§ INSTRUCTIONS FOR THE TASK
Start at the top line and retype the data exactly through to the end.

Items from a dataset:
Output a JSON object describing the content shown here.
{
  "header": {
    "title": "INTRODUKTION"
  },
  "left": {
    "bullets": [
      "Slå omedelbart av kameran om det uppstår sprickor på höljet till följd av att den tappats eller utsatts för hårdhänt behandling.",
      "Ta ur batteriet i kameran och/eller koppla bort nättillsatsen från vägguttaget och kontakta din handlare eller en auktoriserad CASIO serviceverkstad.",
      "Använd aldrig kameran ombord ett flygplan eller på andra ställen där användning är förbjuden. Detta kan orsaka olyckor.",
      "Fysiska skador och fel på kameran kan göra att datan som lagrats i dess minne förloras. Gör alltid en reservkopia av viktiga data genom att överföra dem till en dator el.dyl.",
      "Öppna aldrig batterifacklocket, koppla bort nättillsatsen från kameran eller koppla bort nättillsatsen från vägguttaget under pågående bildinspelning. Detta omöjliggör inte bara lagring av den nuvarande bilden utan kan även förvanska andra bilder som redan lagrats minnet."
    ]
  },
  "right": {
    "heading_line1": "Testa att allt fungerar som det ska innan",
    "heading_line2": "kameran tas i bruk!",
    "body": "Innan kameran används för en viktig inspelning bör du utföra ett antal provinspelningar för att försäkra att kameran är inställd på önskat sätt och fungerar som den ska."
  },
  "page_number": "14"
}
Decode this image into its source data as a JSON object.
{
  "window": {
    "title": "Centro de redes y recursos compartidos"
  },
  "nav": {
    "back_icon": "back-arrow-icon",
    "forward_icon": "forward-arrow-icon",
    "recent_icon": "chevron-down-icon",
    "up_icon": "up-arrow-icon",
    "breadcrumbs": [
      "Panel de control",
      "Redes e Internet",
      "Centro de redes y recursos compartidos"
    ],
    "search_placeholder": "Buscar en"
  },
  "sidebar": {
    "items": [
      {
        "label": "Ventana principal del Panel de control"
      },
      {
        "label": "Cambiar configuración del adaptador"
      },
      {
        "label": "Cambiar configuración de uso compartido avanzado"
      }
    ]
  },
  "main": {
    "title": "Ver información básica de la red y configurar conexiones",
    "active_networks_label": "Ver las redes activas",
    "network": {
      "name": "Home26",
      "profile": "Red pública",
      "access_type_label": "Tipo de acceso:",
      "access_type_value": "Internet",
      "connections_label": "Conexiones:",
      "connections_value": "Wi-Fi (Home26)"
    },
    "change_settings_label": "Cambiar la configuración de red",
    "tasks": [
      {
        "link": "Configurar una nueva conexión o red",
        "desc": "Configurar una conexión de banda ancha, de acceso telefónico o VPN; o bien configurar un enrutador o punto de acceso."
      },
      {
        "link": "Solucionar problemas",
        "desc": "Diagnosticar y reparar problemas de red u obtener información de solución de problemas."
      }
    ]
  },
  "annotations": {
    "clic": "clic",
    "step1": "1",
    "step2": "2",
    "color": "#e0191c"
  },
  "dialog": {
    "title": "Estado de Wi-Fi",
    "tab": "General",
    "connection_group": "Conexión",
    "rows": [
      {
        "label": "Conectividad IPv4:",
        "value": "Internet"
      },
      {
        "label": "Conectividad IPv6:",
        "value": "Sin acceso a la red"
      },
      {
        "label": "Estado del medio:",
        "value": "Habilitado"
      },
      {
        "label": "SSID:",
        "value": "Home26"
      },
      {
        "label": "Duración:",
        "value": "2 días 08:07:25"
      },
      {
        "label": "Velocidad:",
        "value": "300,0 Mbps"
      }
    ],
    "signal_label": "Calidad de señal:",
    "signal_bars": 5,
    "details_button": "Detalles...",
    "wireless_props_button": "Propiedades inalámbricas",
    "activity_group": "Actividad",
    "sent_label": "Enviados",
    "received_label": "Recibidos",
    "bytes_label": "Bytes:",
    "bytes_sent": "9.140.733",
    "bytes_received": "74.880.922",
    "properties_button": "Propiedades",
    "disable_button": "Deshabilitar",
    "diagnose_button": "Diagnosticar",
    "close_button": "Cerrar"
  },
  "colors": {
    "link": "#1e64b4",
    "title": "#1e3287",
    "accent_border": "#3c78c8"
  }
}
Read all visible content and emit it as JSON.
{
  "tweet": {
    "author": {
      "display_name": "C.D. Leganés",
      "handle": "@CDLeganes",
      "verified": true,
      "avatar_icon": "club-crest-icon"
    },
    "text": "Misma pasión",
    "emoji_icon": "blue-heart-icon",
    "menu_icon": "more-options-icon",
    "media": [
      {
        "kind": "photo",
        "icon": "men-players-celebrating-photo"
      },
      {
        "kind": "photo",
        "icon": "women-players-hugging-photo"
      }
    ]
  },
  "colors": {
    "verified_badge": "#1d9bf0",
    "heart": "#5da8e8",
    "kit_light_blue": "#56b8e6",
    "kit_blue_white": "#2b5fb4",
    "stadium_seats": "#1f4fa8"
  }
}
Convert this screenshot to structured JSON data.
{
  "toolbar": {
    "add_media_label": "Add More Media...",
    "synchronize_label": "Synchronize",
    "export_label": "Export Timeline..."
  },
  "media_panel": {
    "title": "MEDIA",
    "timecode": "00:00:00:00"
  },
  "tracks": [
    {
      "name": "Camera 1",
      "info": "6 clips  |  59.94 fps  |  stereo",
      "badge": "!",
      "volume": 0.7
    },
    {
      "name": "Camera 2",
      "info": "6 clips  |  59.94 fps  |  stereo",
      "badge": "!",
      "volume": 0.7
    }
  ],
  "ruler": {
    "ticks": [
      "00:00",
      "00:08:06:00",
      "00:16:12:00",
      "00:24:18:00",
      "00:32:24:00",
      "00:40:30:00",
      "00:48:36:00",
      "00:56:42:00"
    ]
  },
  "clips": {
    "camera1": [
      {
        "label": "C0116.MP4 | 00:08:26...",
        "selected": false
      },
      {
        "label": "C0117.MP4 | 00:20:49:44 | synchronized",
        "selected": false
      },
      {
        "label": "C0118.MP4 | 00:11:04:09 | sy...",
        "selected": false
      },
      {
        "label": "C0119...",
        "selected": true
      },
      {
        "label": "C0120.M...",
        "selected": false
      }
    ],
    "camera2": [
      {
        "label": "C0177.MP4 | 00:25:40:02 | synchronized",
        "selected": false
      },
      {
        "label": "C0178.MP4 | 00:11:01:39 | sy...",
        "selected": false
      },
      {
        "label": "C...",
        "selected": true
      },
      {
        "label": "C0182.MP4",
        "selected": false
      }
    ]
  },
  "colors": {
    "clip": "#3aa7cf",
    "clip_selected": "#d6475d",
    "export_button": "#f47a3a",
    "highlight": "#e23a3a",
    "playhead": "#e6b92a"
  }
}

§ TASK OUTPUT
Output a JSON object describing the content shown here.
{
  "header": {
    "title": "INTRODUKTION"
  },
  "left": {
    "bullets": [
      "Slå omedelbart av kameran om det uppstår sprickor på höljet till följd av att den tappats eller utsatts för hårdhänt behandling.",
      "Ta ur batteriet i kameran och/eller koppla bort nättillsatsen från vägguttaget och kontakta din handlare eller en auktoriserad CASIO serviceverkstad.",
      "Använd aldrig kameran ombord ett flygplan eller på andra ställen där användning är förbjuden. Detta kan orsaka olyckor.",
      "Fysiska skador och fel på kameran kan göra att datan som lagrats i dess minne förloras. Gör alltid en reservkopia av viktiga data genom att överföra dem till en dator el.dyl.",
      "Öppna aldrig batterifacklocket, koppla bort nättillsatsen från kameran eller koppla bort nättillsatsen från vägguttaget under pågående bildinspelning. Detta omöjliggör inte bara lagring av den nuvarande bilden utan kan även förvanska andra bilder som redan lagrats minnet."
    ]
  },
  "right": {
    "heading_line1": "Testa att allt fungerar som det ska innan",
    "heading_line2": "kameran tas i bruk!",
    "body": "Innan kameran används för en viktig inspelning bör du utföra ett antal provinspelningar för att försäkra att kameran är inställd på önskat sätt och fungerar som den ska."
  },
  "page_number": "14"
}
Decode this image into its source data as a JSON object.
{
  "window": {
    "title": "Centro de redes y recursos compartidos"
  },
  "nav": {
    "back_icon": "back-arrow-icon",
    "forward_icon": "forward-arrow-icon",
    "recent_icon": "chevron-down-icon",
    "up_icon": "up-arrow-icon",
    "breadcrumbs": [
      "Panel de control",
      "Redes e Internet",
      "Centro de redes y recursos compartidos"
    ],
    "search_placeholder": "Buscar en"
  },
  "sidebar": {
    "items": [
      {
        "label": "Ventana principal del Panel de control"
      },
      {
        "label": "Cambiar configuración del adaptador"
      },
      {
        "label": "Cambiar configuración de uso compartido avanzado"
      }
    ]
  },
  "main": {
    "title": "Ver información básica de la red y configurar conexiones",
    "active_networks_label": "Ver las redes activas",
    "network": {
      "name": "Home26",
      "profile": "Red pública",
      "access_type_label": "Tipo de acceso:",
      "access_type_value": "Internet",
      "connections_label": "Conexiones:",
      "connections_value": "Wi-Fi (Home26)"
    },
    "change_settings_label": "Cambiar la configuración de red",
    "tasks": [
      {
        "link": "Configurar una nueva conexión o red",
        "desc": "Configurar una conexión de banda ancha, de acceso telefónico o VPN; o bien configurar un enrutador o punto de acceso."
      },
      {
        "link": "Solucionar problemas",
        "desc": "Diagnosticar y reparar problemas de red u obtener información de solución de problemas."
      }
    ]
  },
  "annotations": {
    "clic": "clic",
    "step1": "1",
    "step2": "2",
    "color": "#e0191c"
  },
  "dialog": {
    "title": "Estado de Wi-Fi",
    "tab": "General",
    "connection_group": "Conexión",
    "rows": [
      {
        "label": "Conectividad IPv4:",
        "value": "Internet"
      },
      {
        "label": "Conectividad IPv6:",
        "value": "Sin acceso a la red"
      },
      {
        "label": "Estado del medio:",
        "value": "Habilitado"
      },
      {
        "label": "SSID:",
        "value": "Home26"
      },
      {
        "label": "Duración:",
        "value": "2 días 08:07:25"
      },
      {
        "label": "Velocidad:",
        "value": "300,0 Mbps"
      }
    ],
    "signal_label": "Calidad de señal:",
    "signal_bars": 5,
    "details_button": "Detalles...",
    "wireless_props_button": "Propiedades inalámbricas",
    "activity_group": "Actividad",
    "sent_label": "Enviados",
    "received_label": "Recibidos",
    "bytes_label": "Bytes:",
    "bytes_sent": "9.140.733",
    "bytes_received": "74.880.922",
    "properties_button": "Propiedades",
    "disable_button": "Deshabilitar",
    "diagnose_button": "Diagnosticar",
    "close_button": "Cerrar"
  },
  "colors": {
    "link": "#1e64b4",
    "title": "#1e3287",
    "accent_border": "#3c78c8"
  }
}
Read all visible content and emit it as JSON.
{
  "tweet": {
    "author": {
      "display_name": "C.D. Leganés",
      "handle": "@CDLeganes",
      "verified": true,
      "avatar_icon": "club-crest-icon"
    },
    "text": "Misma pasión",
    "emoji_icon": "blue-heart-icon",
    "menu_icon": "more-options-icon",
    "media": [
      {
        "kind": "photo",
        "icon": "men-players-celebrating-photo"
      },
      {
        "kind": "photo",
        "icon": "women-players-hugging-photo"
      }
    ]
  },
  "colors": {
    "verified_badge": "#1d9bf0",
    "heart": "#5da8e8",
    "kit_light_blue": "#56b8e6",
    "kit_blue_white": "#2b5fb4",
    "stadium_seats": "#1f4fa8"
  }
}
Convert this screenshot to structured JSON data.
{
  "toolbar": {
    "add_media_label": "Add More Media...",
    "synchronize_label": "Synchronize",
    "export_label": "Export Timeline..."
  },
  "media_panel": {
    "title": "MEDIA",
    "timecode": "00:00:00:00"
  },
  "tracks": [
    {
      "name": "Camera 1",
      "info": "6 clips  |  59.94 fps  |  stereo",
      "badge": "!",
      "volume": 0.7
    },
    {
      "name": "Camera 2",
      "info": "6 clips  |  59.94 fps  |  stereo",
      "badge": "!",
      "volume": 0.7
    }
  ],
  "ruler": {
    "ticks": [
      "00:00",
      "00:08:06:00",
      "00:16:12:00",
      "00:24:18:00",
      "00:32:24:00",
      "00:40:30:00",
      "00:48:36:00",
      "00:56:42:00"
    ]
  },
  "clips": {
    "camera1": [
      {
        "label": "C0116.MP4 | 00:08:26...",
        "selected": false
      },
      {
        "label": "C0117.MP4 | 00:20:49:44 | synchronized",
        "selected": false
      },
      {
        "label": "C0118.MP4 | 00:11:04:09 | sy...",
        "selected": false
      },
      {
        "label": "C0119...",
        "selected": true
      },
      {
        "label": "C0120.M...",
        "selected": false
      }
    ],
    "camera2": [
      {
        "label": "C0177.MP4 | 00:25:40:02 | synchronized",
        "selected": false
      },
      {
        "label": "C0178.MP4 | 00:11:01:39 | sy...",
        "selected": false
      },
      {
        "label": "C...",
        "selected": true
      },
      {
        "label": "C0182.MP4",
        "selected": false
      }
    ]
  },
  "colors": {
    "clip": "#3aa7cf",
    "clip_selected": "#d6475d",
    "export_button": "#f47a3a",
    "highlight": "#e23a3a",
    "playhead": "#e6b92a"
  }
}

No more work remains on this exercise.